The character begins the trilogy somewhat innocent and very enthusiastic over the possible applications of his discovery, and actively tries to alter the past or future of various principal characters, in efforts to improve their lives. However, events throughout the story, particularly in the second film, bring him to the conclusion that time travel should not be used because of the hazards involved, and that the time machine should be destroyed. In the third film, after realizing he has unwittingly altered history by preventing the death of Clara Clayton in 1885, Doc expresses regret for inventing the time machine at all, remarking that it has "caused nothing but disaster."
For a more in depth look, here's some history behind the actual phrase "Great Scott!" itself:
The expression is of uncertain origin. It is believed to date back at least as far as the American Civil War, and may refer to the commander‑in‑chief of the U.S. Army, General Winfield Scott. The general, known to his troops as Old Fuss and Feathers, weighed 300 pounds (21 stone or 136 kg) in his later years and was too fat to ride a horse. A May 1861 edition of the New York Times carried the sentence:
These gathering hosts of loyal freemen, under the command of the great SCOTT.
In an 1871 issue of Galaxy magazine, there is:
"Great—Scott!" he gasped in his stupefaction, using the name of the then commander-in-chief for an oath, as officers sometimes did in those days.
The phrase also appears in the 3 May 1864 diary entry by Private Robert Knox Sneden (later published as Eye of the Storm: a Civil War Odyssey):
‘Great Scott,’ who would have thought that this would be the destiny of the Union Volunteer in 1861–2 while marching down Broadway to the tune of ‘John Brown’s Body’.
Another possible origin is people seeking to emulate the German Prince Albert of Saxe-Coburg and Gotha altered and anglicized "Grüß Gott!", or "God bless!" into "Great Scott!". The etymologist and author John Ciardi once believed this, but later recanted in a radio broadcast in 1985. Despite that recantation, the expression is likely to be a minced oath: a mild substitute for invoking the name of God; very possibly derived from the phrase "[by the] grace of God".

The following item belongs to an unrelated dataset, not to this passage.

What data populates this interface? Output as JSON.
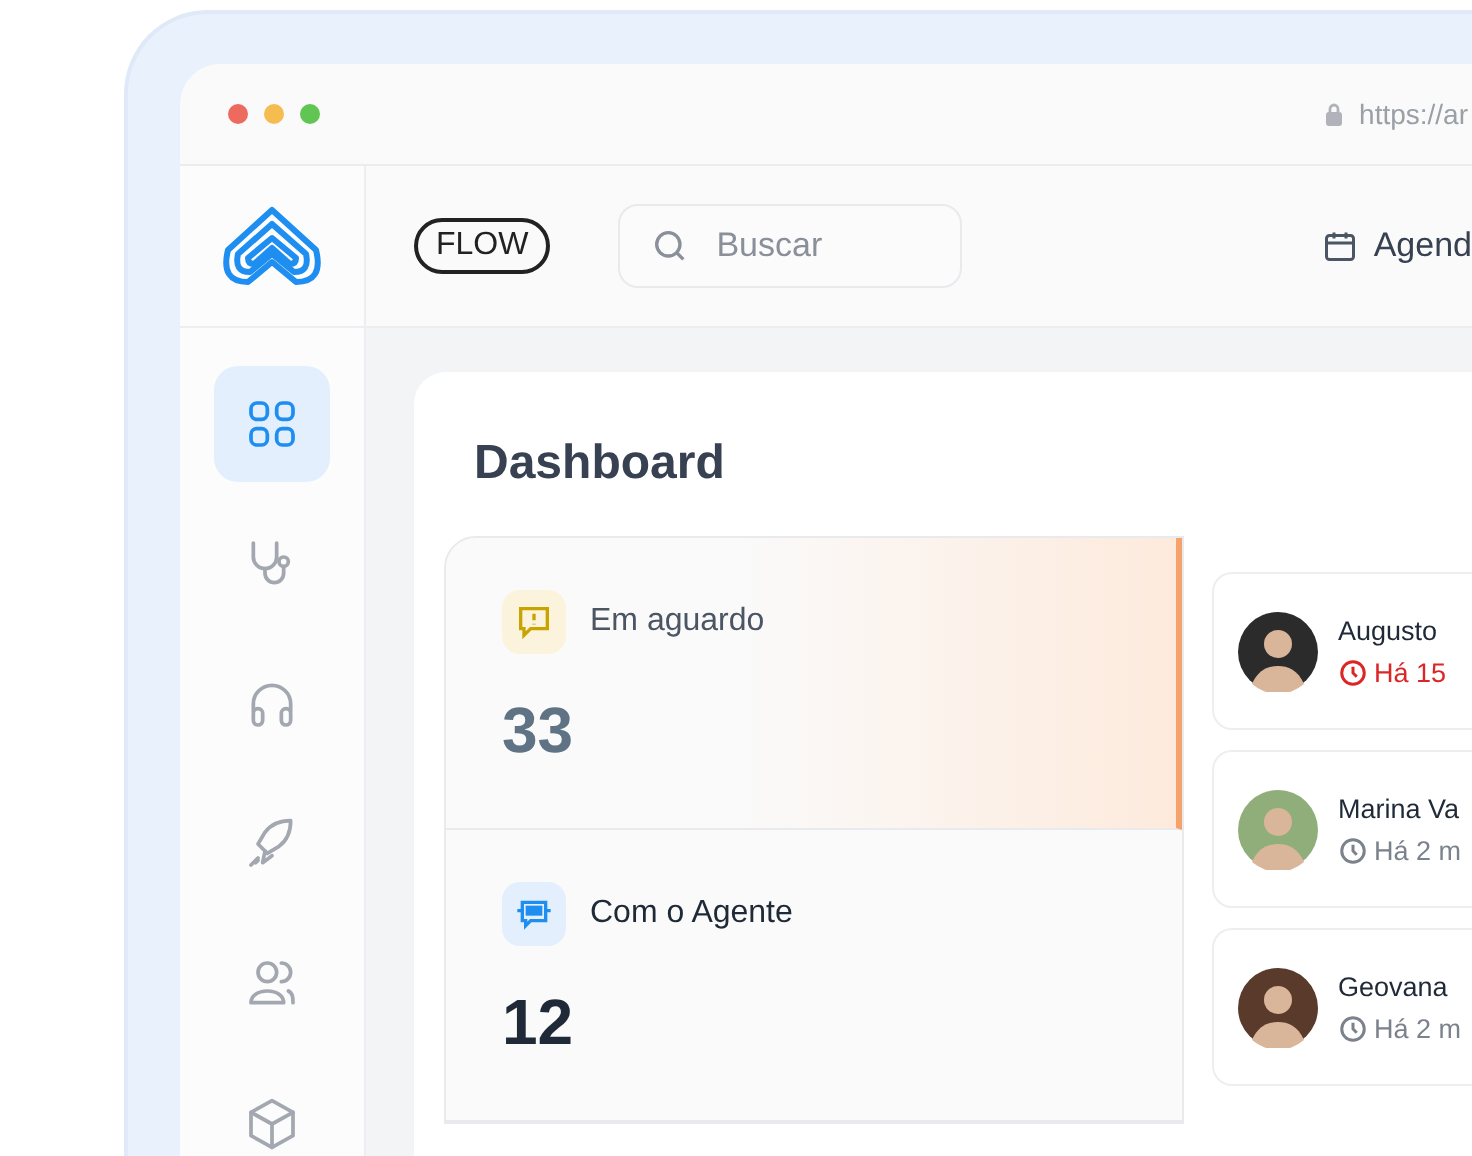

Exciting stuff, huh, Doc? Well you know what, nobody asked you anyway. Jerk.